Quest Day 6
I finished 9th in
the rigids for yesterday’s task, which moved me up from 15th to 12th place
overall. I saw my first bald eagle in flight yesterday. I also had my first near
mid-air with a large bird. It was some type of raptor. I was on glide and so was
the bird, heading directly toward each other. The bird was looking down. Just
about the time I was going to push out and go over, the bird saw me and did a
wild looking maneuver, we missed each other by less than 6 feet.
I can understand why they usually don’t tow in high winds. When you launch from a mountain site, you may have to deal with the wind for a few seconds, until you are away from the hill. Under tow you have to deal with it for several minutes. Luckily all the tows so far have been relatively smooth. When I got my aerotow rating with Hungary Joe, at Crazy Creek, CA, we were towing in 500 fpm thermals and ratty air. I have yet to have any tows like that here in Florida. It is smooth enough that I am able to zip up my harness, and make adjustments to my instruments while on tow. At the start of the Wallaby comp, I had 7 tows under my belt, now I am up to an incredible 17 ;-)
We increased the tip we have been leaving for the maid at the Groveland motel and are now getting sheets without holes, and they are leaving the air conditioner on.
Nancy did a great job chasing us yesterday. There was no easy way to follow us on the way to the Coleman turnpoint. There was construction on some of the roads and she had to take some detours, but she stayed up with us the entire way. If we make it back to goal, driving can be a thankless job, but I feel much more secure knowing that she is down there and can find us if we run into some bad luck.
It really helps having Rich here. He has been to so many of these comps that he is an endless source of information. I hope I have not been slowing him down.
Tish (a female flew wing pilot from Australia) has been sneaking around squirting people with a big water gun. Several of the pilots snuck up behind her and threw her in the pool. Then at the end of the pilots meeting they poured a container of ice water over her. That should cool her off for a while.
The primary task is to Avon Airpark to the south. The secondary task is also to the south, Chalet Suzanne and back to Quest.
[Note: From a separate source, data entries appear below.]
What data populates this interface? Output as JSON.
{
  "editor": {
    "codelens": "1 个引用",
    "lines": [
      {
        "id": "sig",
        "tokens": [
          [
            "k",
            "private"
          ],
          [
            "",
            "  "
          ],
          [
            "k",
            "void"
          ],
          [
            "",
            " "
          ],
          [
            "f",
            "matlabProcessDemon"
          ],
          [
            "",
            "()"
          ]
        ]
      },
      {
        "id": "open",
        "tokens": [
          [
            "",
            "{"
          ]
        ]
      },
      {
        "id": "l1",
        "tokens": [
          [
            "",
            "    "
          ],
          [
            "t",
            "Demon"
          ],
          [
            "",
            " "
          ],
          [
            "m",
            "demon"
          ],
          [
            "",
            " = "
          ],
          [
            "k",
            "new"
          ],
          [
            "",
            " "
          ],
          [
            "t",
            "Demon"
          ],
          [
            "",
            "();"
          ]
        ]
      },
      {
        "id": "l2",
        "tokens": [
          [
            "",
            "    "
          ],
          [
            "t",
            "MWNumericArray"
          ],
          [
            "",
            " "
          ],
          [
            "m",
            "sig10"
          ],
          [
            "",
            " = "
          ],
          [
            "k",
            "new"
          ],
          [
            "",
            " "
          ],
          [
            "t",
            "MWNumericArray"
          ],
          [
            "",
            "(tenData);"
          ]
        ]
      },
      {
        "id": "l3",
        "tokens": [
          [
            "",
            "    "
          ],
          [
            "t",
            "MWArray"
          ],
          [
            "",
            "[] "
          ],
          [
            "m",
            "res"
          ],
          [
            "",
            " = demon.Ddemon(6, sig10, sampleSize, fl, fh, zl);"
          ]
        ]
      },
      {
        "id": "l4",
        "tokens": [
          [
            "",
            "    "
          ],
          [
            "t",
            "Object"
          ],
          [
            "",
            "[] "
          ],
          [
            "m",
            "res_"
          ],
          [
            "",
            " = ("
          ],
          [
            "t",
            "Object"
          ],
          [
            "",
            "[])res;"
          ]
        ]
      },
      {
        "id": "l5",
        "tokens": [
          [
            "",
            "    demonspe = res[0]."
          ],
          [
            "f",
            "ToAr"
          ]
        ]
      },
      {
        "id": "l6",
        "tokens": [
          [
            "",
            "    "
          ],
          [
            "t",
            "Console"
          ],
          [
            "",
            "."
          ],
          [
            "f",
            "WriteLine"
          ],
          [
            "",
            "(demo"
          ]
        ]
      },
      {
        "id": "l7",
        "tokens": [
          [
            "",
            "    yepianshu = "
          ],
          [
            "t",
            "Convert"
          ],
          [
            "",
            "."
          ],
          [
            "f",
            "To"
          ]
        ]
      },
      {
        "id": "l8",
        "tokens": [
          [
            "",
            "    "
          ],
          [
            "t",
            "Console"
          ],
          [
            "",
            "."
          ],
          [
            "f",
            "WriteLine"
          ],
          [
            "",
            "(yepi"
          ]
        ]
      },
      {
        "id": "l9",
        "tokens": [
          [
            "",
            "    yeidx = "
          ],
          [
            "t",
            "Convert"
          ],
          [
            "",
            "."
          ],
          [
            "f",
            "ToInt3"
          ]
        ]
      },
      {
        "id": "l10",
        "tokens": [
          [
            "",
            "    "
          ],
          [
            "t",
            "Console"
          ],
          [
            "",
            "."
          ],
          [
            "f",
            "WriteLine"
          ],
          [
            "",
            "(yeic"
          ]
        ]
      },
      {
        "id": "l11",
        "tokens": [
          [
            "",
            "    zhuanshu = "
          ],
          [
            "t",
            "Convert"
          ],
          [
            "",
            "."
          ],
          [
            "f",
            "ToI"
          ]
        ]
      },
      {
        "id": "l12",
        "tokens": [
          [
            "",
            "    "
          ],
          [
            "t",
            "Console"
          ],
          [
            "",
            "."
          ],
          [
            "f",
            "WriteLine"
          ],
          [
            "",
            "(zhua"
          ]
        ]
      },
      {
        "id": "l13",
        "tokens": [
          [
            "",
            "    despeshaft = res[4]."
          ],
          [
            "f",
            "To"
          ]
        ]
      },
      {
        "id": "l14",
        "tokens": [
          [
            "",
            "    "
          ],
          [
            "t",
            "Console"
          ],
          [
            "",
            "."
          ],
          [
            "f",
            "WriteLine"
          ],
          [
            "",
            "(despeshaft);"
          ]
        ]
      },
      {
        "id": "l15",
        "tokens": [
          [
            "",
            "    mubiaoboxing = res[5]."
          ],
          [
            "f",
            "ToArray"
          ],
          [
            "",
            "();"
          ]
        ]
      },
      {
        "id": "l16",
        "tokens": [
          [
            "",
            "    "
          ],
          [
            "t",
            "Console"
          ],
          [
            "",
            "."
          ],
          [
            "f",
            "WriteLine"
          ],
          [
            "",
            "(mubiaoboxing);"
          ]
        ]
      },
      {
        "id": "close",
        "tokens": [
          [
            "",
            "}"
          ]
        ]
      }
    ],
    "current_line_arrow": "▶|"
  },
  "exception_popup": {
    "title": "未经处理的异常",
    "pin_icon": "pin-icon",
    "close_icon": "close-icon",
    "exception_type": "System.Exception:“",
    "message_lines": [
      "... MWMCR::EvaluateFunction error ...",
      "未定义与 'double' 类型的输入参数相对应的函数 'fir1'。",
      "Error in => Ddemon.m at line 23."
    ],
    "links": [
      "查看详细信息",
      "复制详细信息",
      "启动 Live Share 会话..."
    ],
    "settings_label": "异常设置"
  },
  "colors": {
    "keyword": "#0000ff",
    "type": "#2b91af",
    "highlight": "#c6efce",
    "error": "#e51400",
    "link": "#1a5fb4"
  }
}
They called the primary task to Avon Park Airport.
The sprint to the tow line is getting more interesting. Pilots are getting real competitive. What Davis lacks in long-term speed, he more than makes up for with his cunning moves, blocking and weaving to keep me behind him. There were several ground collisions. Kari snuck around us and aced us out of first place. I am lined up behind Davis and Rich. The start times were moved up for today. Launch opens at 12:00. At 11:55 there were very few CU’s visible. All times were pushed back 15 minutes.
I towed early, only about 6 pilots ahead of me. CU’s started popping up at 12:30. I found the gaggle of the big guns, and just before the 1:30 start I lost them. I did hook up with a gaggle of flex wings and soon found several rigid wings to fly with, Ron Gleason and Jim Yocom to name a couple. We flew together for most of the task. They lost me at one point, but as I was chasing them I found a thermal that was 1000+ fpm. I took it to cloud base. This gave me the height to get above them for most of the rest of the task. Everything was as good as a pilot could hope for, good climbs to cloud base. Very seldom did I get below 4,000’.
Then came the glide from hell. From 5,000’ 22 miles out, I and about 20 other gliders went 10 miles without a single thermal. I could see gliders landing behind me. At 1,200 feet someone found lift. We circled in it at 100 fpm up for a long time. I moved over about one half mile and found 400 fpm. Soon everyone joined me. The lift got very weak at 3500’. Most everyone left, including me, which was a mistake. We were 11 miles from goal. We found out later that it had rained in that area 10 minutes before we flew over.
I guess everyone figured we would hit something before goal. We didn’t, I landed .9 miles short of goal. I saw 15 to 20 gliders land in a field 1.5 miles from goal. I was later told that 9 of the top 10 flex wing pilots were in that field There was a field ahead I was sure I could make. All I had to do was fly over houses and trees and I would have it. I cleared the power lines by 30’ and made a quick left turn to land. There was no real landable field for the last ¾ mile. A couple of minutes after I landed, Robin Hamilton landed in the same field by slightly more margin.
I caught and passed Rich in the last thermal, another mistake. He made goal by 100’. He found a small thermal seven miles out that gave him enough to make it. I had made two 360’s in the same thermal and only gained 50’ and thought I could find something better.. He feels really great right now. It looked like 10 rigids made goal. I was probably the closest rigid to goal that did not make it.
At the start, I found that I could not thermal as well as Christian or Alex. Several times I was 200’ below them but could not catch up. I tried to follow them at the start but lost them around the clouds. I have one more chance to chase the lead gaggle.
My vario trace, click on it for a larger version.